Health Educator, Career/Technical Education Teacher-Middle School, Special Education Teacher-Secondary School, Recreation Worker, Residential Advisor
The trade associations listed below represent organizations made up of people (members) who work and promote advancement in the field. Members are very interested in telling others about their work and about careers in those areas. As well, trade associations provide opportunities for organizational networking and learning more about the field’s trends and directions.
- American Music Therapy Association
- American Occupational Therapy Association
- American Therapeutic Recreation Association
- National Association of Activity Professionals
- National Council for Therapeutic Recreation Certification
- National Recreation and Park Association
Magazines and Publications
While the word “therapist” might conjure up images of either an armchair in a quiet office, or treadmills in a clinic, recreational therapists actual work settings may include theaters, athletic fields, and swimming pools.
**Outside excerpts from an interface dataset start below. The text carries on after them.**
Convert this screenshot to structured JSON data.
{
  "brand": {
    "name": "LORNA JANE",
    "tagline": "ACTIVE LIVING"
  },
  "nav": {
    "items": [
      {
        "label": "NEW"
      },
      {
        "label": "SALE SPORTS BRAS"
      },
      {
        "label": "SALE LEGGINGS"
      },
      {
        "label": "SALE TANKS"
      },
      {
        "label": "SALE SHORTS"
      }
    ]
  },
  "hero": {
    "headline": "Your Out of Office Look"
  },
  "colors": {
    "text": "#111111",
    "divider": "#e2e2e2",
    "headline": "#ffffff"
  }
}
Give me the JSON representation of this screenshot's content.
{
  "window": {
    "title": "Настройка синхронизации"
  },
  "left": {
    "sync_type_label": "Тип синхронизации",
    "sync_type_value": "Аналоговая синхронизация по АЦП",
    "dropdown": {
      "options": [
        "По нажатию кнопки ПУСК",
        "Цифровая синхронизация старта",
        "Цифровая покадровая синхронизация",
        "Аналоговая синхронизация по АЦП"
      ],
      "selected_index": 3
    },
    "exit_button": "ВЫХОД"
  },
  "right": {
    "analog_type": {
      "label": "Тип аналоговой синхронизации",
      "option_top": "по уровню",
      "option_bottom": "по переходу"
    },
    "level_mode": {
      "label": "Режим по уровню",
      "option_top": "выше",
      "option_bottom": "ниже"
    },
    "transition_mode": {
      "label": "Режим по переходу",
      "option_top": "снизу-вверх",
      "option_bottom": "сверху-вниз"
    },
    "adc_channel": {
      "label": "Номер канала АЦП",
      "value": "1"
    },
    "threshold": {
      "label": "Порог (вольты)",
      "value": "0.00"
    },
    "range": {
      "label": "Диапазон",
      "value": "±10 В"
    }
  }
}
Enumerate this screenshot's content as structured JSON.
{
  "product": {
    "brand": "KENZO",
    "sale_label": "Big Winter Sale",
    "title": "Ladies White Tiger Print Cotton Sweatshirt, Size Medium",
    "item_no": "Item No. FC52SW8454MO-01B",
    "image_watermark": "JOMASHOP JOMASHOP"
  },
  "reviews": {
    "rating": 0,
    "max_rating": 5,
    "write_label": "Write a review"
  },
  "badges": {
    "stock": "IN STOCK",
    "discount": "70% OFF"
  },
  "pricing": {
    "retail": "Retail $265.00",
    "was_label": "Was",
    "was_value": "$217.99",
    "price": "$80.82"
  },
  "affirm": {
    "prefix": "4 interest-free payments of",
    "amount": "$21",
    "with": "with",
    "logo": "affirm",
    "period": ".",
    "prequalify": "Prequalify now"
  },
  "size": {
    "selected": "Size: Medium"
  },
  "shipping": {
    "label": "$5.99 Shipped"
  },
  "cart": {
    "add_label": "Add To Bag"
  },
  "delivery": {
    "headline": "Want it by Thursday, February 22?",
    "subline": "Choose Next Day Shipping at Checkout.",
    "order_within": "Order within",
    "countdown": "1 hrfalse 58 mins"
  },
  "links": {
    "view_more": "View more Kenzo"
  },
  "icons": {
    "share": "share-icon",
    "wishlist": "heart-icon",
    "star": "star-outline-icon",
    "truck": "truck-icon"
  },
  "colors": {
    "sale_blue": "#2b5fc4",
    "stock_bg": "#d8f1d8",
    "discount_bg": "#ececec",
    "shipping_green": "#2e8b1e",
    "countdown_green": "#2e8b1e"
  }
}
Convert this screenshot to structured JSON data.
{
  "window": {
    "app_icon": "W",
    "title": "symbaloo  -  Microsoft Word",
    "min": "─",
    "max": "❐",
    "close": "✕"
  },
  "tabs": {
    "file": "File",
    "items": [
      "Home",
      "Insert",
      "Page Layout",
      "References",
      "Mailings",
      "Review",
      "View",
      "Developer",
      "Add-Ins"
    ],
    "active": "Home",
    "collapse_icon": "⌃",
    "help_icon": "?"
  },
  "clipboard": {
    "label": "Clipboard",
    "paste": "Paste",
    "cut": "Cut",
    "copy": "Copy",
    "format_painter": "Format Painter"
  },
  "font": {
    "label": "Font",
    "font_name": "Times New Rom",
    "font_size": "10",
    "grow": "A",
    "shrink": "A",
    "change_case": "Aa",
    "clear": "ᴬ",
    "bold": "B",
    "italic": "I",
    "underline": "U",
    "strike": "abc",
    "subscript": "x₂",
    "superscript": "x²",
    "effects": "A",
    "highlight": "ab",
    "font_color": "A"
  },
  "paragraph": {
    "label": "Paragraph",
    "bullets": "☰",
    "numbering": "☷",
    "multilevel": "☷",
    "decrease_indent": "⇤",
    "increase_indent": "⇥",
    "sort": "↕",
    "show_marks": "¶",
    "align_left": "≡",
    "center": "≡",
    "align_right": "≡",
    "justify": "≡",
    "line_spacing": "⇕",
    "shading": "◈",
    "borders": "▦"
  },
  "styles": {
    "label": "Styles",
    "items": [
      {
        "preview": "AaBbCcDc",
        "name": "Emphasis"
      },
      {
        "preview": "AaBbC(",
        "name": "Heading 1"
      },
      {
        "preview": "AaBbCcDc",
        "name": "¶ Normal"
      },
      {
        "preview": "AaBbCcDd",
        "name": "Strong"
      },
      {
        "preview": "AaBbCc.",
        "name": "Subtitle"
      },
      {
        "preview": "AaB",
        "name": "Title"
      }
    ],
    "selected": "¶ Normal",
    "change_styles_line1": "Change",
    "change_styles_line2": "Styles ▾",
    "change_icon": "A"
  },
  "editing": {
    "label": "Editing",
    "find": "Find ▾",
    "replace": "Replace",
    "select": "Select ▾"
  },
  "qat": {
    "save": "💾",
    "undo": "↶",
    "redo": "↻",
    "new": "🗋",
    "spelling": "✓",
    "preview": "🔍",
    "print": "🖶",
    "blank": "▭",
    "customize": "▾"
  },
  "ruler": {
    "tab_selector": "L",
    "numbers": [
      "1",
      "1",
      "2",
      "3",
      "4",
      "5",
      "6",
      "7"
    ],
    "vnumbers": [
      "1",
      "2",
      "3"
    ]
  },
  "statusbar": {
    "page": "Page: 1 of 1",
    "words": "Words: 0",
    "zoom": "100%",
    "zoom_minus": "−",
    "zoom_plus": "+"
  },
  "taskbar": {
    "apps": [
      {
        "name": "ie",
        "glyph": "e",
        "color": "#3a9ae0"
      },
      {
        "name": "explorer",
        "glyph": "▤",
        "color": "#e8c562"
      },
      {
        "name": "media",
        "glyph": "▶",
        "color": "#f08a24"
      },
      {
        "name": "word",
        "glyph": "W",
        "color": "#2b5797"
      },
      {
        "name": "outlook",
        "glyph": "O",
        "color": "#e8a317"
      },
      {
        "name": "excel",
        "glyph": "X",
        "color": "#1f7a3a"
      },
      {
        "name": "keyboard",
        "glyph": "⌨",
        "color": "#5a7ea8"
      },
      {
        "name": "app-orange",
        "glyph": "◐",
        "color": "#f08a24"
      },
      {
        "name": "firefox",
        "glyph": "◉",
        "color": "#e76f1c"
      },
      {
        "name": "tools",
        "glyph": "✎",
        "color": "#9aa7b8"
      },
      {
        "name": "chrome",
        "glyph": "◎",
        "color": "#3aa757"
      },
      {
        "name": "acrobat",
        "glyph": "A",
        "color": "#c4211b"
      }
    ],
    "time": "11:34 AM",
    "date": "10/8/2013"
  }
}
Recreational therapists plan and coordinate recreation-based treatment programs for people with disabilities, injuries, or illnesses. They use activities, such as drama and dance or sports and community outings, to improve a patient’s well-being. Their efforts help people reduce symptoms like depression and anxiety, and improve physical and mental abilities. Recreational therapists lead active lives— often meeting with clients at different locations. They lift heavy objects such as wheelchairs, and often physically assist patients. Treating patients with long-term, or complicated conditions takes resourcefulness, patience and above all— good communication skills. The difficulties their patients experience can sometimes weigh heavily on these therapists; they must be both compassionate and resilient. Recreational therapists are employed by hospitals, nursing homes, rehab centers, substance abuse treatment facilities, and parks and recreation departments. You will need a bachelor’s degree in recreational therapy or a related field to enter this career. Many employers prefer to hire candidates with a certification. Providing their clients the opportunity to live with greater enjoyment and well-being is one of the meaningful rewards of being a recreational therapist.
Content retrieved from: US Bureau of Labor Statistics-OOH www.bls.gov/ooh,
CareerOneStop www.careeronestop.org, O*Net Online www.onetonline.org